▶ **Problem**: Each line that has the string "time" must be copied from the records below.

▶ **Provided information**:
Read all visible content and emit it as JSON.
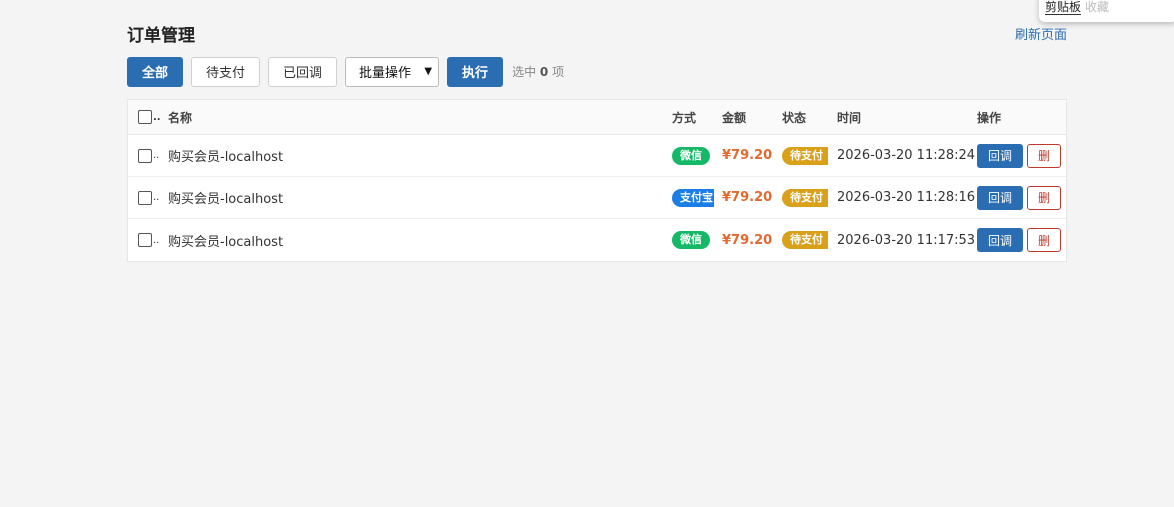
{
  "clipboard": {
    "tab_active": "剪贴板",
    "tab_other": "收藏"
  },
  "page": {
    "title": "订单管理",
    "refresh_label": "刷新页面"
  },
  "toolbar": {
    "filter_all": "全部",
    "filter_pending": "待支付",
    "filter_callback": "已回调",
    "batch_select": "批量操作",
    "execute": "执行",
    "selected_prefix": "选中",
    "selected_count": "0",
    "selected_suffix": "项"
  },
  "table": {
    "headers": {
      "name": "名称",
      "method": "方式",
      "amount": "金额",
      "status": "状态",
      "time": "时间",
      "ops": "操作"
    },
    "header_chk_suffix": "..",
    "rows": [
      {
        "name": "购买会员-localhost",
        "method": "微信",
        "amount": "¥79.20",
        "status": "待支付",
        "time": "2026-03-20 11:28:24",
        "op_callback": "回调",
        "op_delete": "删"
      },
      {
        "name": "购买会员-localhost",
        "method": "支付宝",
        "amount": "¥79.20",
        "status": "待支付",
        "time": "2026-03-20 11:28:16",
        "op_callback": "回调",
        "op_delete": "删"
      },
      {
        "name": "购买会员-localhost",
        "method": "微信",
        "amount": "¥79.20",
        "status": "待支付",
        "time": "2026-03-20 11:17:53",
        "op_callback": "回调",
        "op_delete": "删"
      }
    ]
  },
  "colors": {
    "primary": "#2a6db2",
    "wechat": "#14b866",
    "alipay": "#1b7ee6",
    "pending": "#d9a11a",
    "amount": "#e2692f",
    "danger": "#c0392b"
  },
  "icons": {
    "checkbox": "checkbox-icon",
    "caret": "chevron-down-icon"
  }
}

▶ **Output of the task**:
      "time": "时间",
        "time": "2026-03-20 11:28:24",
        "time": "2026-03-20 11:28:16",
        "time": "2026-03-20 11:17:53",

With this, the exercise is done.